Music arouses pleasure, provoking the listener to constantly generate and encourage the expectations of a particular rhythm that is gradually unfolding in time

See also: How does music affect the state of our body?

As a result of experiments, it turned out thatmusical compositions are able to activate the amygdala, hippocampus and auditory cortex, which help us process emotions, sounds, learn and acquire memories. At the same time, the adjacent nucleus, which was previously associated with joy and enjoyment of music, was activated only when listeners were faced with manifestations of insecurity in songs or with unfamiliar chords. An unusual experiment led scientists to the conclusion that we like songs in which we expect to hear a certain chord, but unexpectedly for us we meet another one that is different from what was expected.

Scientists are convinced that the combination of computer modeling and brain visualization can provide an understanding of why we like this or that musical composition.

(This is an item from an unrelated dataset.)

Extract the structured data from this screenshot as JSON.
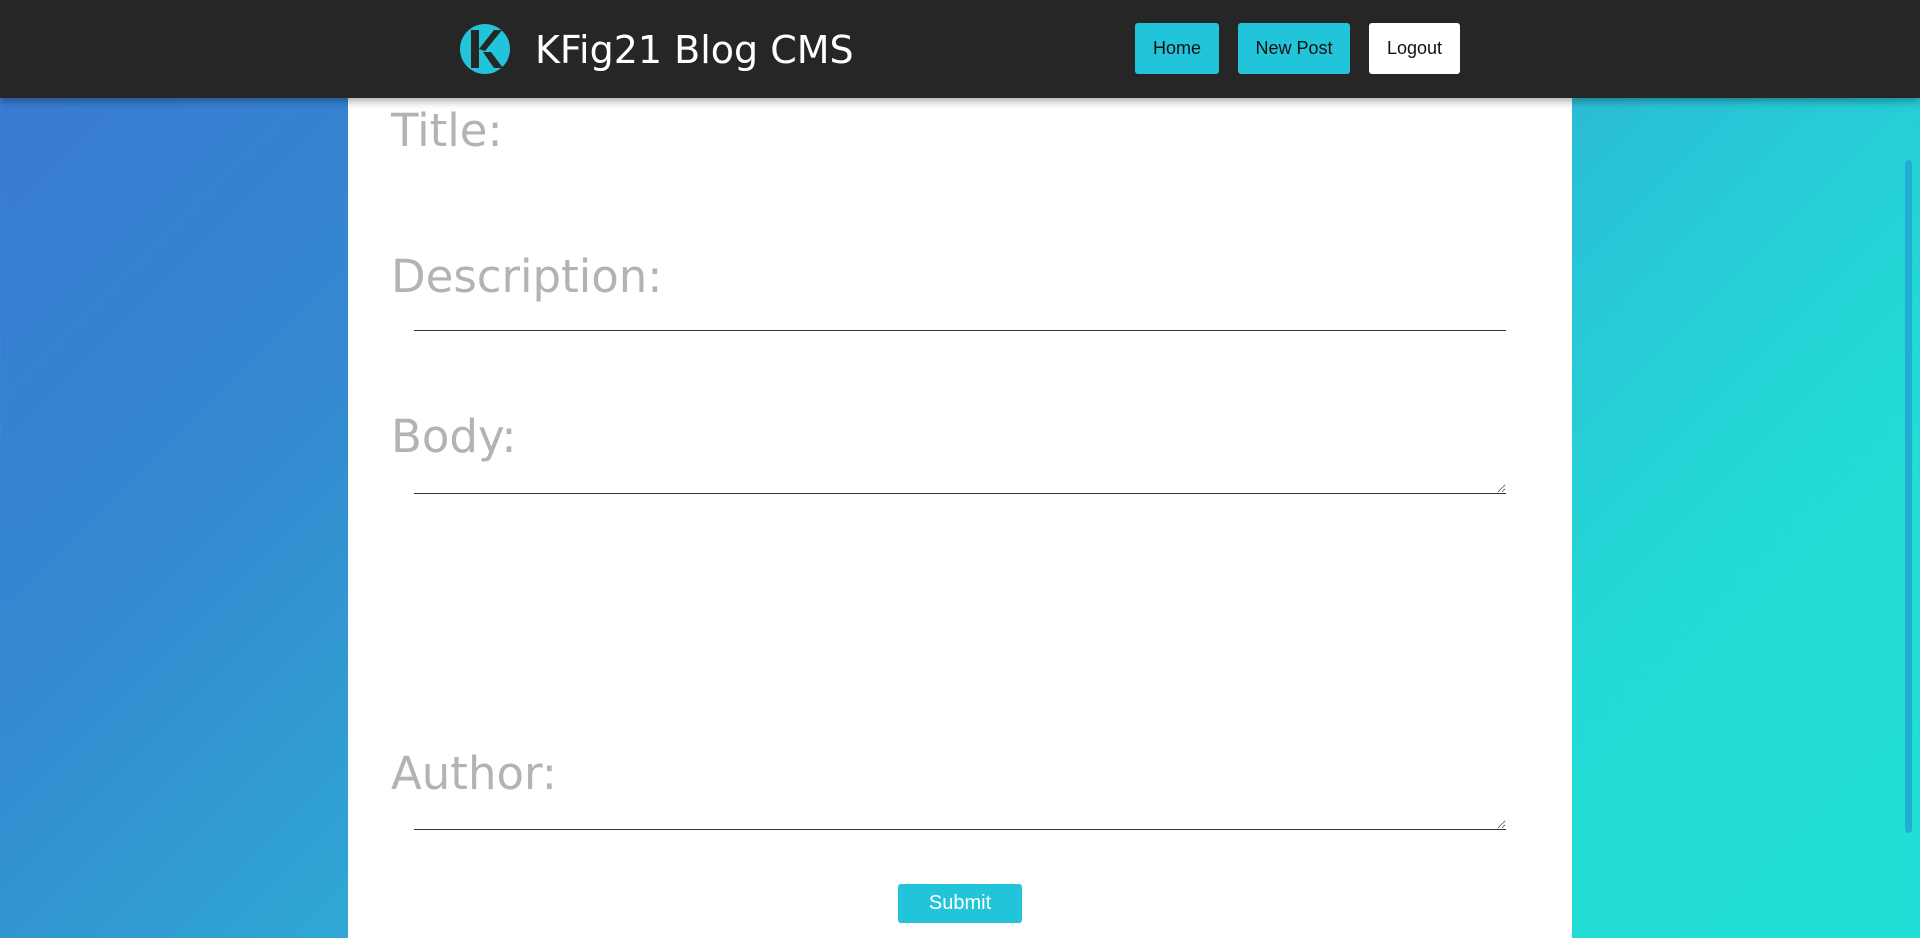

Researchers suggest that the resultsoriginal research will find application in various fields, ranging from the creation of music by artificial intelligence and ending with the help of songwriters in writing music, in improving algorithms and even in predicting future musical trends.